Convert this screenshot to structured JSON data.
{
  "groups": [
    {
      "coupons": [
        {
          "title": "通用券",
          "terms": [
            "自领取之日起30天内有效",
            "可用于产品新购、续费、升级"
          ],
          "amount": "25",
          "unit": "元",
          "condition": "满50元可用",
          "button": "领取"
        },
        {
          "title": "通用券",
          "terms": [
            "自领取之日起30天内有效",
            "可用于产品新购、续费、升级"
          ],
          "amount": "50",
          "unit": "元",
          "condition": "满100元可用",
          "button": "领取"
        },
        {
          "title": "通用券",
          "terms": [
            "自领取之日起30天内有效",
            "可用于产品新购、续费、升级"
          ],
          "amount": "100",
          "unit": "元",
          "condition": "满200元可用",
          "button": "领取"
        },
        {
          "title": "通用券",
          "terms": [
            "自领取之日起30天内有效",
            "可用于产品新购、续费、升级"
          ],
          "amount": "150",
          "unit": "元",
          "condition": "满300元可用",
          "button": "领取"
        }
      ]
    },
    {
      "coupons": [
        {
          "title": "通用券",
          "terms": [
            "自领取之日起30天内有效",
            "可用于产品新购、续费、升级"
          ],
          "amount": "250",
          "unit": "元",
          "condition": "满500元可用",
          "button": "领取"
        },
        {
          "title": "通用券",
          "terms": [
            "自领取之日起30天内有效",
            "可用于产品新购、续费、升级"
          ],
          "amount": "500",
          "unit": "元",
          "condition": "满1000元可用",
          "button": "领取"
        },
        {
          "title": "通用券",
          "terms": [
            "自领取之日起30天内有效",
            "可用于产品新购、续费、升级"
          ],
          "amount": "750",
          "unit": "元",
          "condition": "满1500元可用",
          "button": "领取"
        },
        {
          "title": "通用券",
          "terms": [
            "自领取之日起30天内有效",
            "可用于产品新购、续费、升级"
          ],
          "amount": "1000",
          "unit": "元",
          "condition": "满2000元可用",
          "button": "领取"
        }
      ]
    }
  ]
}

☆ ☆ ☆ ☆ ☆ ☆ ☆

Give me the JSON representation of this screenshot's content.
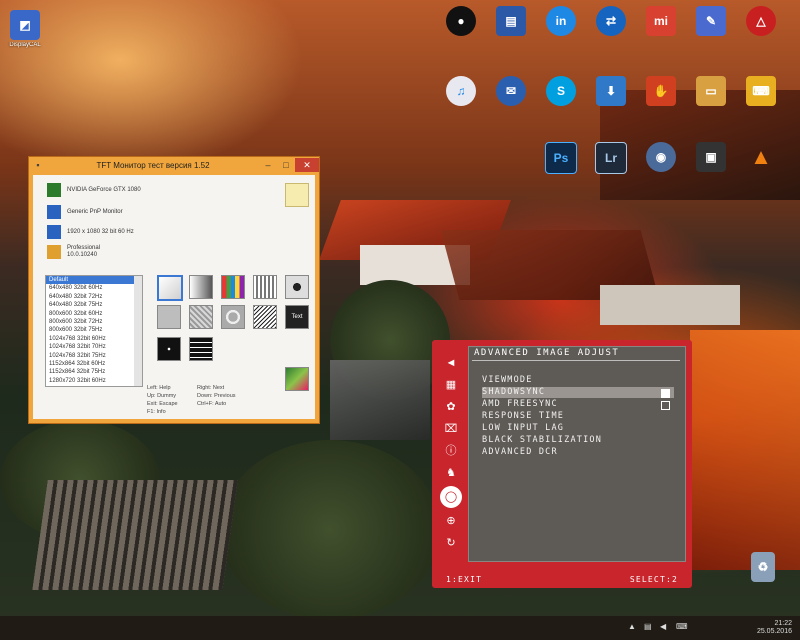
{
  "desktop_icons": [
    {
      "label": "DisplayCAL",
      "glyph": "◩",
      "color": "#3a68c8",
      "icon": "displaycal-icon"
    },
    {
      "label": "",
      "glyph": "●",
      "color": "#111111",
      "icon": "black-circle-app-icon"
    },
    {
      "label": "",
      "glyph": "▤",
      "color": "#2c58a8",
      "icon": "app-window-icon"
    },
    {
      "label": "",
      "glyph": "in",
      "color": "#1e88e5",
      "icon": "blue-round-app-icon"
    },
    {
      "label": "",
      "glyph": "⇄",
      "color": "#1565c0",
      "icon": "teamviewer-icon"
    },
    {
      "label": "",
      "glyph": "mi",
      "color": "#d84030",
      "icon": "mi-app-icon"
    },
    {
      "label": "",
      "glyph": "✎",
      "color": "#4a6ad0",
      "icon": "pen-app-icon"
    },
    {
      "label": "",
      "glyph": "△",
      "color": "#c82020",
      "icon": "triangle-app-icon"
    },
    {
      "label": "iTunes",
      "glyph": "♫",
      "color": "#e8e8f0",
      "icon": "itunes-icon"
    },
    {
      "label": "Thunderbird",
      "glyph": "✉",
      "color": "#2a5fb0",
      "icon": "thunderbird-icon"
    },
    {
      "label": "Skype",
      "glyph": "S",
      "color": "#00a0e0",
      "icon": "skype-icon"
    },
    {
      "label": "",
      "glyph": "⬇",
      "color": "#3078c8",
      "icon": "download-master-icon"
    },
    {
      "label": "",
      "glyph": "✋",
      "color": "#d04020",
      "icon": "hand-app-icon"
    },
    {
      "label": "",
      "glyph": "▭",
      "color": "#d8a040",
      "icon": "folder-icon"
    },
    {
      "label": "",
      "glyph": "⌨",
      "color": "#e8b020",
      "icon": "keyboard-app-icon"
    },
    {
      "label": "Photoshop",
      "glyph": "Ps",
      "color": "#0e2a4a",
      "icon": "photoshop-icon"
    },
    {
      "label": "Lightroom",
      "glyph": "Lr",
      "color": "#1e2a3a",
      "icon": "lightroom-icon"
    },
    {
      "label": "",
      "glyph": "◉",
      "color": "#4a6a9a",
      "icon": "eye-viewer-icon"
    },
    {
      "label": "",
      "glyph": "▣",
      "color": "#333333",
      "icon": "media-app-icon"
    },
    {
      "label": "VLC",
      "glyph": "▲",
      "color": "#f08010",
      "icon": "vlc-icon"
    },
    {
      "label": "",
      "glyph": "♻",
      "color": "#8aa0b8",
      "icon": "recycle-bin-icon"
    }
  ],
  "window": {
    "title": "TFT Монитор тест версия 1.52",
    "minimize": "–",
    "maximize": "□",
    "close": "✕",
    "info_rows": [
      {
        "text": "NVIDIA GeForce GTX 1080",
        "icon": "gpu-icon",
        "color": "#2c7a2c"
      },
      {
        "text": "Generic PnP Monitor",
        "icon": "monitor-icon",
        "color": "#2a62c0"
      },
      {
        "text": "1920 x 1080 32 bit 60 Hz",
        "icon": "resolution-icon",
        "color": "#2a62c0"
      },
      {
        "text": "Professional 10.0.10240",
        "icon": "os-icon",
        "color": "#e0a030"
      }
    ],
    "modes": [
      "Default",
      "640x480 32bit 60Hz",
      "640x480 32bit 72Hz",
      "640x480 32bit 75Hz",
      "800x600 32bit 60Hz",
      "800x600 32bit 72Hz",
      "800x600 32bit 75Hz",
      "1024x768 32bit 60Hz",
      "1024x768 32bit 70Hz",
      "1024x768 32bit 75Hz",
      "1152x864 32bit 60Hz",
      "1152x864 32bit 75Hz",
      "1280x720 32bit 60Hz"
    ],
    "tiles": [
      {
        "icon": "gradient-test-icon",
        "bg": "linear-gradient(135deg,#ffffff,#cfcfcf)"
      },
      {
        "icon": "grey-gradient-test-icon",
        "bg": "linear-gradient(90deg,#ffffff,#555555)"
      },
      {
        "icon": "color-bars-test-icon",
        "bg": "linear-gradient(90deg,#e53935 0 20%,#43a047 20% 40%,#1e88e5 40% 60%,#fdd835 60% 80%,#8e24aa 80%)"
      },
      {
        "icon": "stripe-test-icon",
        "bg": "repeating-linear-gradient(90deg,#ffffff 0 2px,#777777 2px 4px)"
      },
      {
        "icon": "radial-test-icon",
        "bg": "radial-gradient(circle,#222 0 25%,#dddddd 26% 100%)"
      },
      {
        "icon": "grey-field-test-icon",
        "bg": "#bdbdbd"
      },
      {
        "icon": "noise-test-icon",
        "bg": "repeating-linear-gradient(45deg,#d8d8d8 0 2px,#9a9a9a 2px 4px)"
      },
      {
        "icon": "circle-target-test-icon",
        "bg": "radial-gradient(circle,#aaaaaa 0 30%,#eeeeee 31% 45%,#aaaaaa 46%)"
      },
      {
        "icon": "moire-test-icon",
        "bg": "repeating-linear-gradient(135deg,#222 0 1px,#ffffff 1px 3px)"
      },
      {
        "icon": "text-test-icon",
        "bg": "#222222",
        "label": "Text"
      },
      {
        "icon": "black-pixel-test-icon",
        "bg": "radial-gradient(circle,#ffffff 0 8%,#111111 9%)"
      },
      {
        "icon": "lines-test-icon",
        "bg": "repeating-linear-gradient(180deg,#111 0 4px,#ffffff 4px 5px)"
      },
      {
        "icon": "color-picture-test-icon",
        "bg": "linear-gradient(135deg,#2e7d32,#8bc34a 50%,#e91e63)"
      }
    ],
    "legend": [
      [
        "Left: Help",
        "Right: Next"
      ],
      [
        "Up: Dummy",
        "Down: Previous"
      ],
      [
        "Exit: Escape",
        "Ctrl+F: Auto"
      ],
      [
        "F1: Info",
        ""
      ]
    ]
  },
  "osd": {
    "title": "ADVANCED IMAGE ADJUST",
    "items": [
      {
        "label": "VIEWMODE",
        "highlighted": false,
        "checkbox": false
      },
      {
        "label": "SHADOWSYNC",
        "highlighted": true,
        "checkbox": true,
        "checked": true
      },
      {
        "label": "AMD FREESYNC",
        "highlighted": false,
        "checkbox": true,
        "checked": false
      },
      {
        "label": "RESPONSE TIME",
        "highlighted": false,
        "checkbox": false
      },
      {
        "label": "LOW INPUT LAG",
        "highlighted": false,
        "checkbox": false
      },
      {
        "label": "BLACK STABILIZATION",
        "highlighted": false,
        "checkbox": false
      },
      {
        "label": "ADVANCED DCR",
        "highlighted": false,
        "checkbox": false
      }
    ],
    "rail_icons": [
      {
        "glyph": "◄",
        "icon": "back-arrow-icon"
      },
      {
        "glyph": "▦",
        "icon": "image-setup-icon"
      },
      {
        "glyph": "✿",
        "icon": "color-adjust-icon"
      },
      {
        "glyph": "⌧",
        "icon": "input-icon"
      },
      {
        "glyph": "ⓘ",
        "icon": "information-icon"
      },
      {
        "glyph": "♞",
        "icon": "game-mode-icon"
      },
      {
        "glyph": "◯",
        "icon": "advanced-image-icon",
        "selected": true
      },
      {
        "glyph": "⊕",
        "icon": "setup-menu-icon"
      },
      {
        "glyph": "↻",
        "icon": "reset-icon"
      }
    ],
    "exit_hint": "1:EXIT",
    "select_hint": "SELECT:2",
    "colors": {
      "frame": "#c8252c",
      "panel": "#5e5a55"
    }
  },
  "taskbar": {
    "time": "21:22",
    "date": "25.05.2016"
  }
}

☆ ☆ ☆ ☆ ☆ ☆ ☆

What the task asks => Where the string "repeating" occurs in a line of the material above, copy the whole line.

Response to the task =>
        "bg": "repeating-linear-gradient(90deg,#ffffff 0 2px,#777777 2px 4px)"
        "bg": "repeating-linear-gradient(45deg,#d8d8d8 0 2px,#9a9a9a 2px 4px)"
        "bg": "repeating-linear-gradient(135deg,#222 0 1px,#ffffff 1px 3px)"
        "bg": "repeating-linear-gradient(180deg,#111 0 4px,#ffffff 4px 5px)"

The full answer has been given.